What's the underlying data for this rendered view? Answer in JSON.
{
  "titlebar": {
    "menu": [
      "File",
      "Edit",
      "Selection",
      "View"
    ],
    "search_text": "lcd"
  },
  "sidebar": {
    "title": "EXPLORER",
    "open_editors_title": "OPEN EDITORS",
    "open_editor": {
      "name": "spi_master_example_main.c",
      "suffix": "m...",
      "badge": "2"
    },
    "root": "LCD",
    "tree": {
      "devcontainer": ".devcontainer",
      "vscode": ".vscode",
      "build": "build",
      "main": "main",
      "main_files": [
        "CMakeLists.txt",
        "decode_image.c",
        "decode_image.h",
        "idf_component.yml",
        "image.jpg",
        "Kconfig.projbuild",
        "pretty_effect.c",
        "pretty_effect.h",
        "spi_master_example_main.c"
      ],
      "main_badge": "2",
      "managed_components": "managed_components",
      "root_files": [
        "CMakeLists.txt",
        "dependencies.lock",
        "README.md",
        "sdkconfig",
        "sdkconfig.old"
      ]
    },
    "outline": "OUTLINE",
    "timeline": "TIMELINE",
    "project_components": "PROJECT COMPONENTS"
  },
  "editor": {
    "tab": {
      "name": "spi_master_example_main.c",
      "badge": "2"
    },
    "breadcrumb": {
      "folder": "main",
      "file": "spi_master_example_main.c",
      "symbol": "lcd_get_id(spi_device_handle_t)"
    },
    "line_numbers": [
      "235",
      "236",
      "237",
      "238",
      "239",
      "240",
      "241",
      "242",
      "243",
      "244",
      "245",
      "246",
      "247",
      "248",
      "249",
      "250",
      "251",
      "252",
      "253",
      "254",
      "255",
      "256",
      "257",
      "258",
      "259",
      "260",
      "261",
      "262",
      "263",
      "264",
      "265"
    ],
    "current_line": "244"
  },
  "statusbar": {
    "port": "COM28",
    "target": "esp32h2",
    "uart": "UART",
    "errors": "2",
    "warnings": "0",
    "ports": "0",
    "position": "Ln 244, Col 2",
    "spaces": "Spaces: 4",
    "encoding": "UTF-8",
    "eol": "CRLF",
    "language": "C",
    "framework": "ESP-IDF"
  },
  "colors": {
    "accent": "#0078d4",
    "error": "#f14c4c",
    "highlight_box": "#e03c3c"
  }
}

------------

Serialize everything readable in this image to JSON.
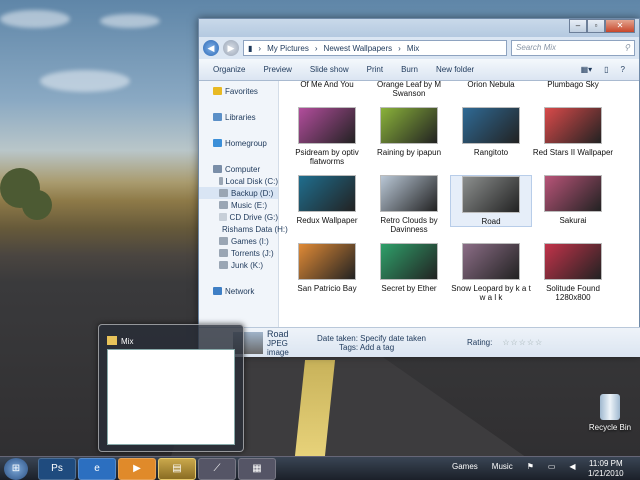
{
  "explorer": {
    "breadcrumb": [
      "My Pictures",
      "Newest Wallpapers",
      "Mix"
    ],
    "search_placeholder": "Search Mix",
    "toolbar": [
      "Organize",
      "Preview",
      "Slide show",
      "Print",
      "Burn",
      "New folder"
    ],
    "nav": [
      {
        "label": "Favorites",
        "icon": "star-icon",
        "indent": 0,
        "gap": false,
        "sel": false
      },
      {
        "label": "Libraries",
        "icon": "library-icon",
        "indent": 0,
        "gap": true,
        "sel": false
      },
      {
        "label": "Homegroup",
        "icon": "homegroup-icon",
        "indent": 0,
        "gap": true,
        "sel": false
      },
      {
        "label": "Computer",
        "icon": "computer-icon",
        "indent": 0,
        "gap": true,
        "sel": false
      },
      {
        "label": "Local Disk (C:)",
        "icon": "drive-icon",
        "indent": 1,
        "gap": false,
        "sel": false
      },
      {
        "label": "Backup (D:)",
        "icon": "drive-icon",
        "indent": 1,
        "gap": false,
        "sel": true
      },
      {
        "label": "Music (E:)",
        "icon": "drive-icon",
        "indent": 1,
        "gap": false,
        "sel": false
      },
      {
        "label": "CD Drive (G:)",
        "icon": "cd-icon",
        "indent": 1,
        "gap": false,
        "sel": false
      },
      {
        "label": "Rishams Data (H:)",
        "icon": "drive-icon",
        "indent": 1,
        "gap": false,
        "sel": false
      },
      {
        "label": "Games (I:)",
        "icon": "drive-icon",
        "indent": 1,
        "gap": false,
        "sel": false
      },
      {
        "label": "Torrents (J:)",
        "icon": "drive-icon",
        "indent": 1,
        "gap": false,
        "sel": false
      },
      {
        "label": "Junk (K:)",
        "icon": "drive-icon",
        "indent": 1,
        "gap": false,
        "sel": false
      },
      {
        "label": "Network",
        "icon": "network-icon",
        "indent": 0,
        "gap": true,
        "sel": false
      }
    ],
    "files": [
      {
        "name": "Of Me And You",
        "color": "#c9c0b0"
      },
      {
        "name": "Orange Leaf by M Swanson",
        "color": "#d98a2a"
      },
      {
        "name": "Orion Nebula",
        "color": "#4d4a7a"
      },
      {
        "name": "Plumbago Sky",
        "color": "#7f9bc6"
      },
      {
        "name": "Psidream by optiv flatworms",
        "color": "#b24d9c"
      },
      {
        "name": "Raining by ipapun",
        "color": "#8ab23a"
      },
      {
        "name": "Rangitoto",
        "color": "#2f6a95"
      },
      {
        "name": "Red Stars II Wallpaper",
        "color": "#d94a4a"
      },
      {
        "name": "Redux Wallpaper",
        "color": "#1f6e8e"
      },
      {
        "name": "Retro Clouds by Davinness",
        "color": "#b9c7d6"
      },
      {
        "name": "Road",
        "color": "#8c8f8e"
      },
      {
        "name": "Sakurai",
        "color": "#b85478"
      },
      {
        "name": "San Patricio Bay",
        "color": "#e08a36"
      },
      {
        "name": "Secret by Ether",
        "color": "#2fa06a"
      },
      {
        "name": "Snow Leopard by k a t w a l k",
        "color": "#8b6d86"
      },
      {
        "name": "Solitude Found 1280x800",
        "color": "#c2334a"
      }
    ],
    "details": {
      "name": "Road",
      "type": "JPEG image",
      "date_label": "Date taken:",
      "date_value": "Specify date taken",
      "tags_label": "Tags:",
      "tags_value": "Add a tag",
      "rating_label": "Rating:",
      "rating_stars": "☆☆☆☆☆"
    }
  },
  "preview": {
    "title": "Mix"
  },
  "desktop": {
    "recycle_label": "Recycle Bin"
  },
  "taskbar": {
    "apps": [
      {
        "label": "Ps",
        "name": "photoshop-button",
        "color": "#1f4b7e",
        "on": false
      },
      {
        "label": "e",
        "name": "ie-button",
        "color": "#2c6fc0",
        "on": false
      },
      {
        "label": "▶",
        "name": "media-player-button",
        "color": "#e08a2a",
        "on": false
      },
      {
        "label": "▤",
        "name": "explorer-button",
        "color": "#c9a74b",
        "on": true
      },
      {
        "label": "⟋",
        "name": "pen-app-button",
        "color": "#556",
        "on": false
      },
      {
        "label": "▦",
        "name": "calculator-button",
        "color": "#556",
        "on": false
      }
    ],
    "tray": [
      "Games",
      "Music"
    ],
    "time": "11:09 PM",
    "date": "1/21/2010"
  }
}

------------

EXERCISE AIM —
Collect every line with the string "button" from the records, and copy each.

EXPECTED ANSWER —
        "name": "photoshop-button",
        "name": "ie-button",
        "name": "media-player-button",
        "name": "explorer-button",
        "name": "pen-app-button",
        "name": "calculator-button",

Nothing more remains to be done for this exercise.